the child's life. Here are some examples:
- a child with an extreme
fear of failure or lack of self-confidence may do his schoolwork
very well but "lose" it before time to turn it in for fear that
it might be wrong.
- On the baseball field
he may have excellent skills, but be unable to perform in a game
so that he spends most of the game on the "safety" of the bench.
- A student who is explosive
with his schoolwork may also be volatile on the playground and
Students who have problems
in school for psychological/emotional reasons may have learning
disabilities, but often do not.
mental (and sometimes physical)
energies are simply tied up with concerns that
are more primary in their hierarchy of needs.
Psychological and emotional
concerns can best be dealt with through the help of a qualified
counselor, psychologist, or psychiatrist.
are sometimes called the "hidden Handicap." Learning disabled
children and adults look and act like the rest of the population.
They are bright and often talented in creative or physical areas.
Their "disability," with
its accompanying frustration, withdrawal, or coping behaviors, rears
its head in the face of specific tasks or expectations. What are
the factors that distinguish a learning problem from a maturity
problem or psychological/emotional interference?
If the student has at
least average intellectual potential and is placed in the appropriate
grade for his developmental age, the following list will be helpful
in recognizing if your child's/student's school concerns are related
to learning disabilities.
reactions that are specific to academic situations
- Difficulty adjusting
to the structure of the school environment
- Difficulty with recognition,

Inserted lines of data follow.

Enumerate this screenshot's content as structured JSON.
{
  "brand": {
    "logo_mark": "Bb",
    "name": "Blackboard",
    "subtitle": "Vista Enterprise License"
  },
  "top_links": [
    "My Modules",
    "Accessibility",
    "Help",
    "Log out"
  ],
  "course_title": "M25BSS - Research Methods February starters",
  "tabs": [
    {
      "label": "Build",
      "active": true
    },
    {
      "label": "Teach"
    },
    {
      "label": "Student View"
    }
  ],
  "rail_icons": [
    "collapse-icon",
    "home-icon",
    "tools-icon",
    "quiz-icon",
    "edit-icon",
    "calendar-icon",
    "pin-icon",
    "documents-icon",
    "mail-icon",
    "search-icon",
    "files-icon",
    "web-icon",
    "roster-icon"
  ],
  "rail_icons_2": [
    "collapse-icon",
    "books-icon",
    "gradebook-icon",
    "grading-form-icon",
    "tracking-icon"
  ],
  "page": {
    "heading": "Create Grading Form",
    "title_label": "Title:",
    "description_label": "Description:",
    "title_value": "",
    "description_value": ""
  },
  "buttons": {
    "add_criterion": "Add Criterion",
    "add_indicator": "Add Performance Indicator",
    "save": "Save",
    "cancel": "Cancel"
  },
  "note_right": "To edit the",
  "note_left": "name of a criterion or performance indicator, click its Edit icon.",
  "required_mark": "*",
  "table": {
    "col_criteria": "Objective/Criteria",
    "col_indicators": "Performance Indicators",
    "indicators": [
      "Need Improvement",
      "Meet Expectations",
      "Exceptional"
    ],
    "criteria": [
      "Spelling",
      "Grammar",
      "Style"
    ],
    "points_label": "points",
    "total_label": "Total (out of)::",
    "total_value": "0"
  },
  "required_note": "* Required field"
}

manipulation and sequence of symbols, such as numbers and letters.
- Difficulty with following
directions and retaining newly learned information
- Disorganization in
thinking, planning, and keeping track of possessions.
Many students can cover
or compensate for a learning disability for a long time, but eventually
it catches up with them. While the 3rd/4th grade level is common
to diagnosing learning disabilities, some students may get to middle
school or high school before help is sought.
Clinically, we have found
people at the graduate degree level before they finally seek remediation.
How far a student CAN go before help is required will be different
for each person.
But help is available
and should be sought at the earliest possible time, because"compensating"
is stressful even when not outwardly visible; it requires far too
What can be done?
There are two ways of
dealing with learning disabilities. The most common method used
is to treat the symptoms by giving students extra work on basic
skills, as well as more individual attention.
Our approach is to attack
the underlying processes that interfere with attention
and learning (yes, ADHD children CAN learn to focus their attention).
We know that children and adults of at least average intellectual
potential can and should become proficient learners. Because the
traditional methods have not worked for some, we know that they
must be taught in a different ways - not just individualizing the
same old methods.
By concentrating on underlying
processes, along with developing the needed basic skills, we have
been able to help students who, until now, have enjoyed only limited
success in school.